The wealthy continue to see significant income and wealth gains while the majority of people are experiencing stagnant living standards. Income inequality is one of the most significant financial stories right now, and there's no end in sight.
As the third female independent trader to ever own a seat at the CBOE, Carolyn's 21 years in the trading pits gave her a ringside view into the emotional ups and downs of volatile markets and the fear and greed that drive them.
It is true that the rate of economic growth has quickened, but that rate is still low by pre-recession standards. In July the IMF actually cut the U.S. growth forecast for 2014 to just 1.7 percent, the CBO's in August was just 1.5 percent. These are not stellar growth numbers.
Glaringly absent in the Fed's policy platform is a commitment to a fair architecture for capitalism that equitably distributes the fruits of enterprise by providing incentives for ethically pricing each person's contributions to the sustainable public good.
The Bernanke and Yellen Feds have built a $2.7 monetary time bomb that should not be allowed to explode rapidly. The Fed should sell longer-term Treasury bonds to the public as the Fed reduces the interest they pay on the $2.7 monetary trillion time bomb.
The summer is coming to an end without much success at the movie box office, but one "sequel" has emerged a winner this week although its ultimate fate awaits further developments.
The conventional wisdom: low interest rates are good for both economic growth and the stock market. Unfortunately for the conventional, the "wisdom" of low-rates-stimulate-growth omits three features.
Speaking slowly and clearly, and especially speaking slowly and clearly in a monotone, is the best way to throw someone's concentration off. That's the technique Janet Yellen used this week in an attempt to throw Senator Elizabeth Warren off-balance during a financial hearing.
Federal Reserve Board Chair Janet Yellen made waves in her Congressional testimony last week when she argued that social media and biotech stocks were over-valued. She also said that the price of junk bonds was out of line with historic experience. By making these assertions in a highly visible public forum, Yellen was using the power of the Fed's megaphone to stem the growth of incipient bubbles. This is an approach that some of us have advocated for close to twenty years.

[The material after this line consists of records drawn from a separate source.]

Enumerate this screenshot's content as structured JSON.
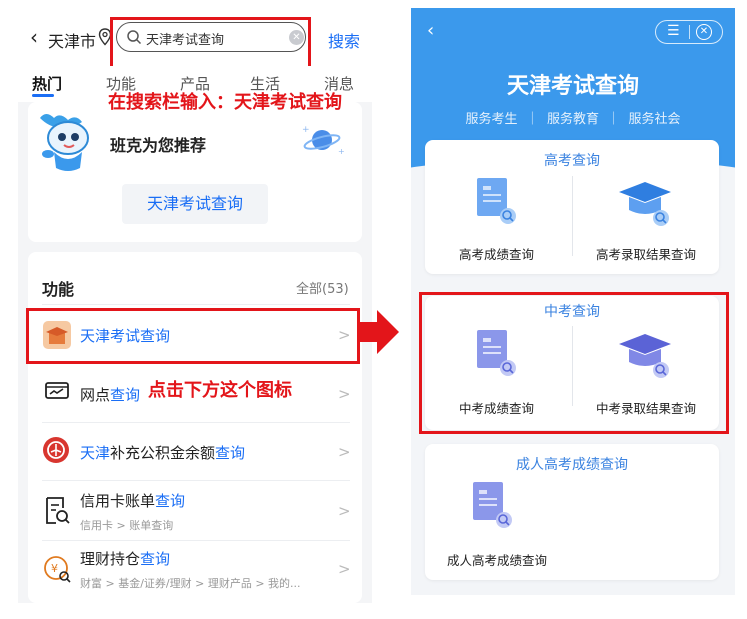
{
  "left": {
    "city": "天津市",
    "search_value": "天津考试查询",
    "search_button": "搜索",
    "tabs": [
      "热门",
      "功能",
      "产品",
      "生活",
      "消息"
    ],
    "annotation_search": "在搜索栏输入：天津考试查询",
    "recommend_text": "班克为您推荐",
    "recommend_button": "天津考试查询",
    "function_title": "功能",
    "function_all": "全部(53)",
    "annotation_icon": "点击下方这个图标",
    "rows": [
      {
        "pre": "",
        "hl": "天津考试查询",
        "post": "",
        "icon": "exam-cap-icon"
      },
      {
        "pre": "网点",
        "hl": "查询",
        "post": "",
        "icon": "branch-icon"
      },
      {
        "pre": "",
        "hl": "天津",
        "post": "补充公积金余额",
        "hl2": "查询",
        "icon": "fund-icon"
      },
      {
        "pre": "信用卡账单",
        "hl": "查询",
        "post": "",
        "sub": "信用卡 > 账单查询",
        "icon": "bill-search-icon"
      },
      {
        "pre": "理财持仓",
        "hl": "查询",
        "post": "",
        "sub": "财富 > 基金/证券/理财 > 理财产品 > 我的...",
        "icon": "wealth-icon"
      }
    ],
    "chevron": ">"
  },
  "right": {
    "title": "天津考试查询",
    "subtitle": "服务考生  ｜  服务教育  ｜  服务社会",
    "menu_glyph": "☰",
    "close_glyph": "✕",
    "gaokao": {
      "title": "高考查询",
      "item1": "高考成绩查询",
      "item2": "高考录取结果查询"
    },
    "zhongkao": {
      "title": "中考查询",
      "item1": "中考成绩查询",
      "item2": "中考录取结果查询"
    },
    "adult": {
      "title": "成人高考成绩查询",
      "item1": "成人高考成绩查询"
    }
  },
  "colors": {
    "accent_blue": "#1a6ef5",
    "header_blue": "#3b99ec",
    "annotation_red": "#e3151a"
  }
}
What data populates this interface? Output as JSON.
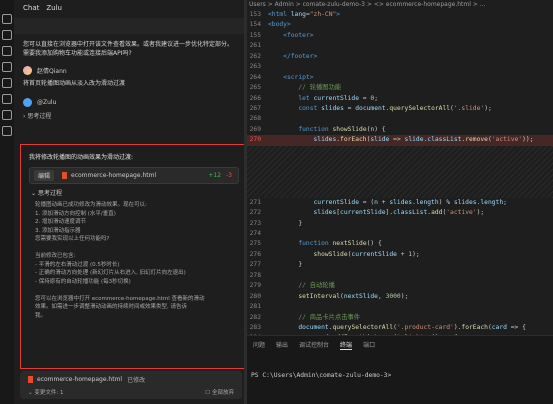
{
  "chat": {
    "header_title": "Chat",
    "header_tab": "Zulu",
    "msg1": "您可以直接在浏览器中打开该文件查看效果。或者我建议进一步优化特定部分。需要我添加购物车功能或连接后端API吗?",
    "user_name": "赵倩Qiann",
    "user_request": "将首页轮播图动画从淡入改为滑动过渡",
    "ai_name": "@Zulu",
    "thinking_label": "思考过程",
    "question": "我将修改轮播图的动画效果为滑动过渡:",
    "file_tag": "编辑",
    "file_name": "ecommerce-homepage.html",
    "added": "+12",
    "removed": "-3",
    "thinking2": "思考过程",
    "bullets": [
      "轮播图动画已成功修改为滑动效果。现在可以:",
      "1. 添加滑动方向控制 (水平/垂直)",
      "2. 增加滑动速度调节",
      "3. 添加滑动指示器",
      "您需要我实现以上任何功能吗?",
      "",
      "当前修改已包含:",
      "- 平滑的左右滑动过渡 (0.5秒时长)",
      "- 正确的滑动方向处理 (新幻灯片从右进入, 旧幻灯片向左退出)",
      "- 保持原有的自动轮播功能 (每3秒切换)",
      "",
      "您可以在浏览器中打开 ecommerce-homepage.html 查看新的滑动",
      "效果。如需进一步调整滑动动画的持续时间或效果类型, 请告诉",
      "我。"
    ],
    "bottom_file": "ecommerce-homepage.html",
    "bottom_state": "已修改",
    "bottom_changes": "变更文件: 1",
    "bottom_action": "全部放弃"
  },
  "editor": {
    "breadcrumb": "Users > Admin > comate-zulu-demo-3 > <> ecommerce-homepage.html > ..."
  },
  "panel": {
    "tabs": [
      "问题",
      "输出",
      "调试控制台",
      "终端",
      "端口"
    ],
    "active_tab": "终端",
    "terminal": "PS C:\\Users\\Admin\\comate-zulu-demo-3>"
  }
}
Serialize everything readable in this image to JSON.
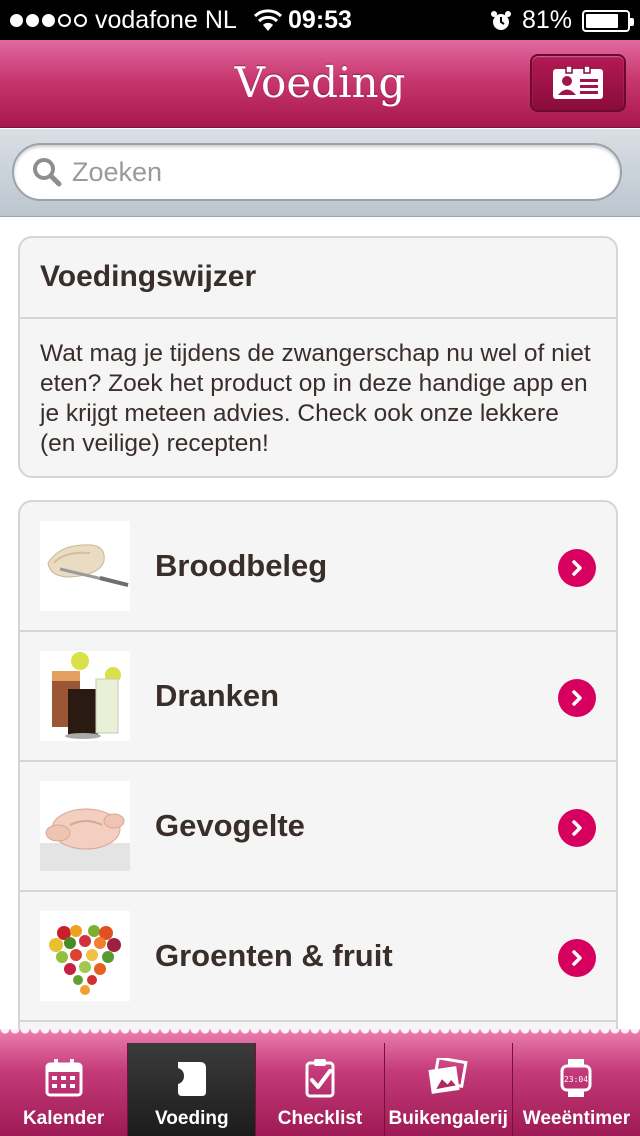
{
  "status_bar": {
    "carrier": "vodafone NL",
    "time": "09:53",
    "battery": "81%",
    "signal_bars_filled": 3,
    "signal_bars_total": 5,
    "battery_level": 0.81
  },
  "header": {
    "title": "Voeding",
    "profile_icon": "id-card-icon"
  },
  "search": {
    "placeholder": "Zoeken",
    "value": ""
  },
  "info_card": {
    "title": "Voedingswijzer",
    "body": "Wat mag je tijdens de zwangerschap nu wel of niet eten? Zoek het product op in deze handige app en je krijgt meteen advies. Check ook onze lekkere (en veilige) recepten!"
  },
  "categories": [
    {
      "label": "Broodbeleg",
      "thumb": "bread-knife-image"
    },
    {
      "label": "Dranken",
      "thumb": "drinks-image"
    },
    {
      "label": "Gevogelte",
      "thumb": "raw-chicken-image"
    },
    {
      "label": "Groenten & fruit",
      "thumb": "fruit-heart-image"
    }
  ],
  "tab_bar": {
    "tabs": [
      {
        "label": "Kalender",
        "icon": "calendar-icon",
        "active": false
      },
      {
        "label": "Voeding",
        "icon": "food-icon",
        "active": true
      },
      {
        "label": "Checklist",
        "icon": "checklist-icon",
        "active": false
      },
      {
        "label": "Buikengalerij",
        "icon": "photos-icon",
        "active": false
      },
      {
        "label": "Weeëntimer",
        "icon": "watch-icon",
        "active": false
      }
    ]
  },
  "colors": {
    "accent": "#d8005f",
    "navbar": "#c8376f",
    "text": "#3a2e2a"
  }
}
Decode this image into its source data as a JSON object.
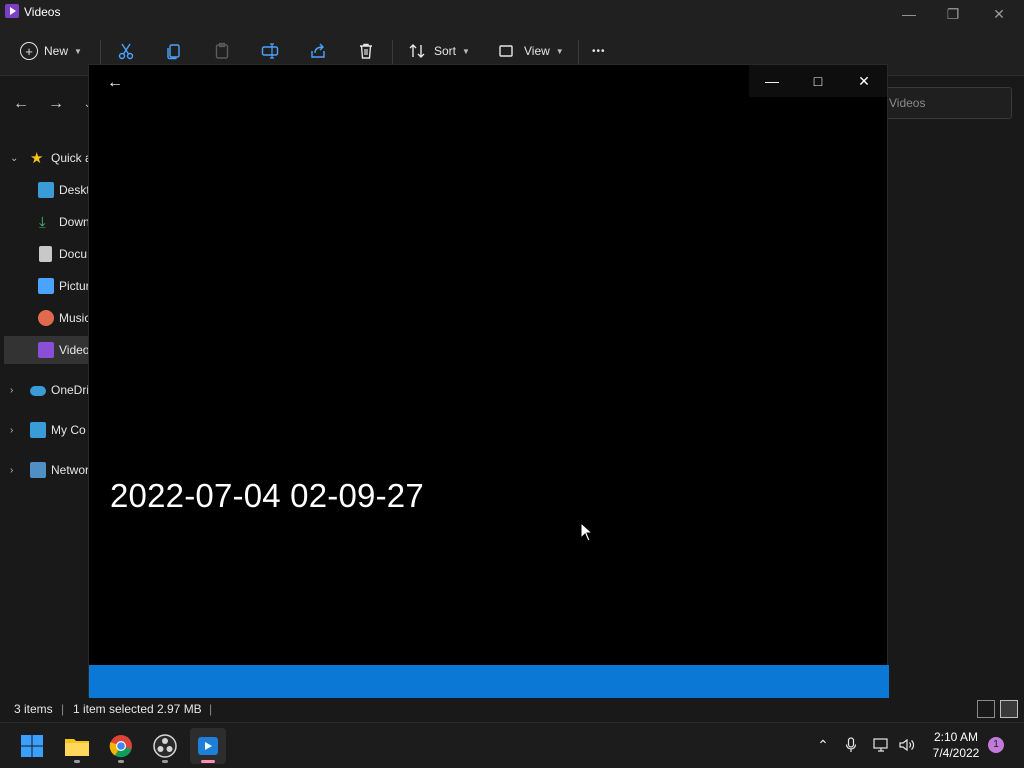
{
  "explorer": {
    "title": "Videos",
    "toolbar": {
      "new_label": "New",
      "sort_label": "Sort",
      "view_label": "View",
      "more_label": "•••"
    },
    "search_placeholder": "Videos",
    "sidebar": {
      "quick_access": "Quick a",
      "items": [
        "Deskt",
        "Down",
        "Docu",
        "Pictur",
        "Music",
        "Video"
      ],
      "onedrive": "OneDri",
      "my_computer": "My Co",
      "network": "Networ"
    },
    "status": {
      "items_count": "3 items",
      "selection": "1 item selected",
      "size": "2.97 MB"
    }
  },
  "player": {
    "video_title": "2022-07-04 02-09-27"
  },
  "taskbar": {
    "time": "2:10 AM",
    "date": "7/4/2022",
    "notification_count": "1"
  },
  "colors": {
    "accent": "#0a78d4",
    "background": "#191919",
    "player_background": "#000000"
  }
}
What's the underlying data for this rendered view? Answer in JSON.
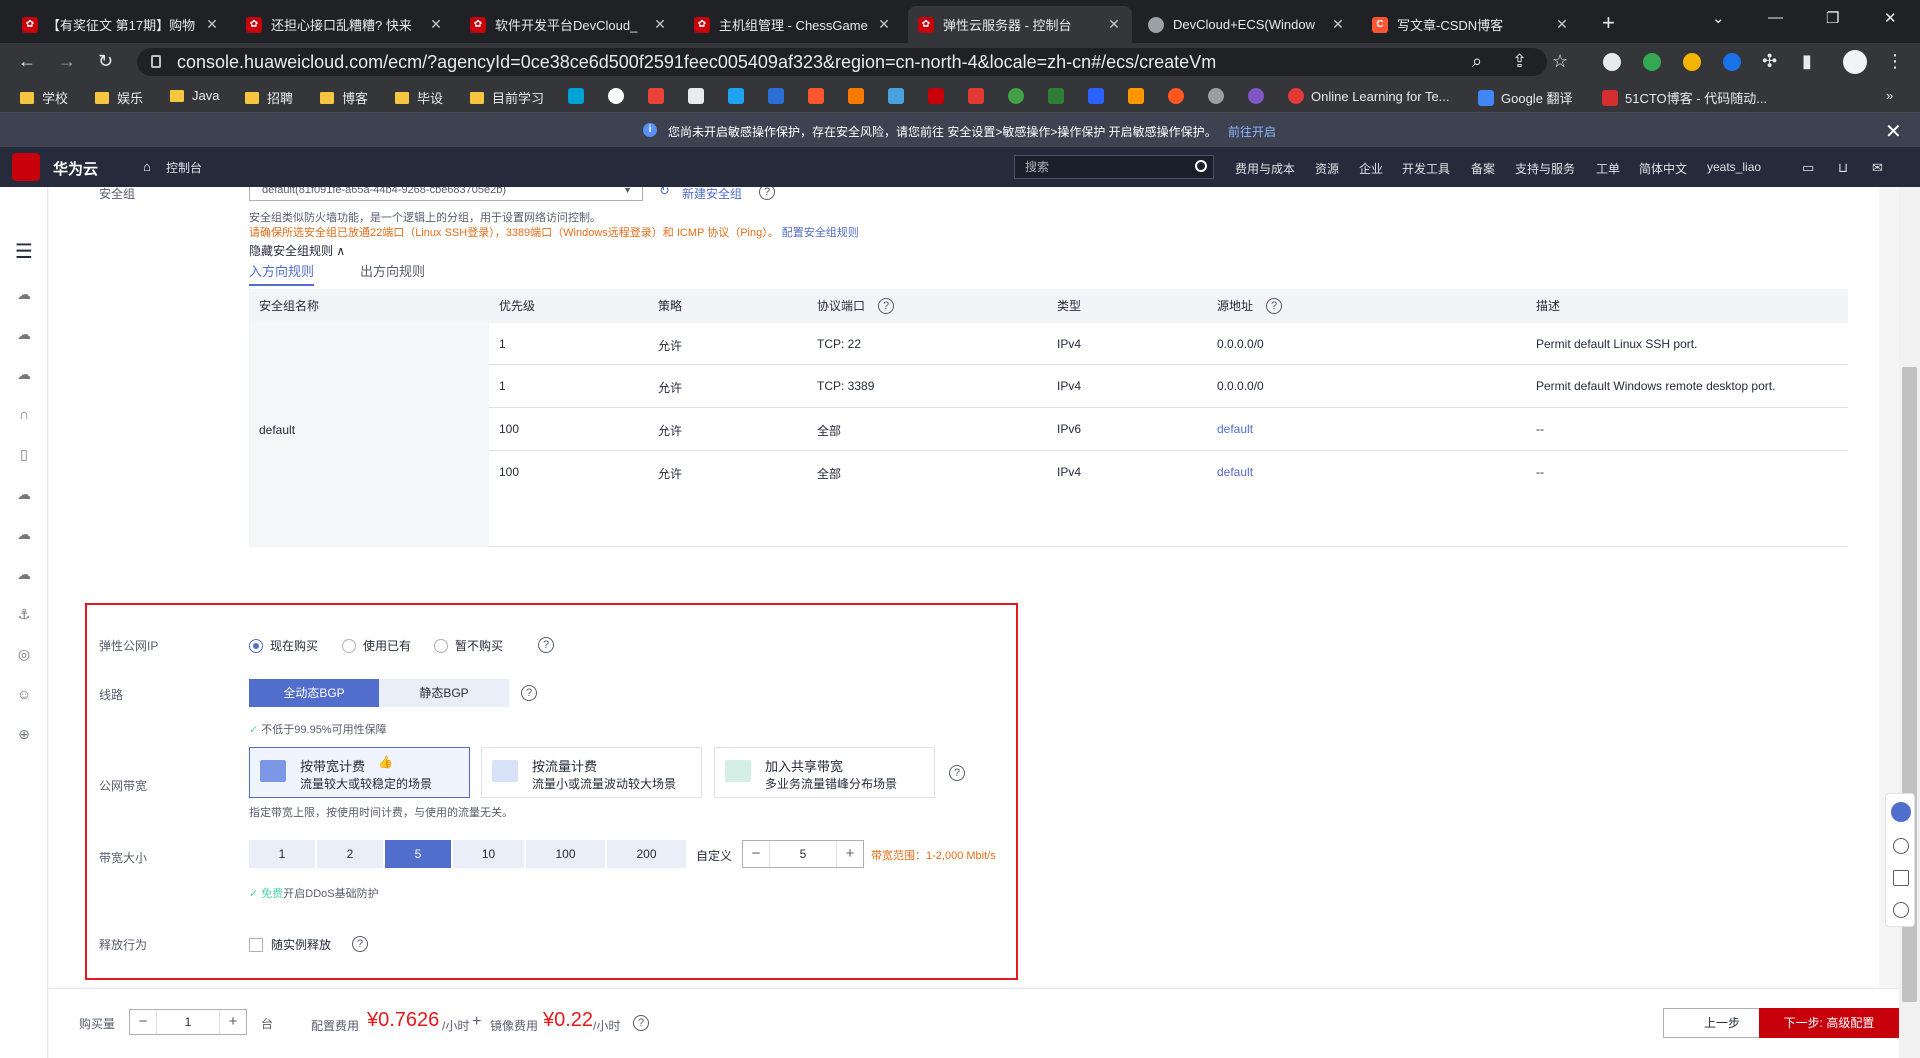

If GDP growth is that dependent on workforce growth, and 1990s growth repeats itself -- which was the longest uninterrupted economic expansion in our history that also gave us four years of budget surpluses -- then we may see the next generation about to take charge. They could turn out to be much more industrious than we know!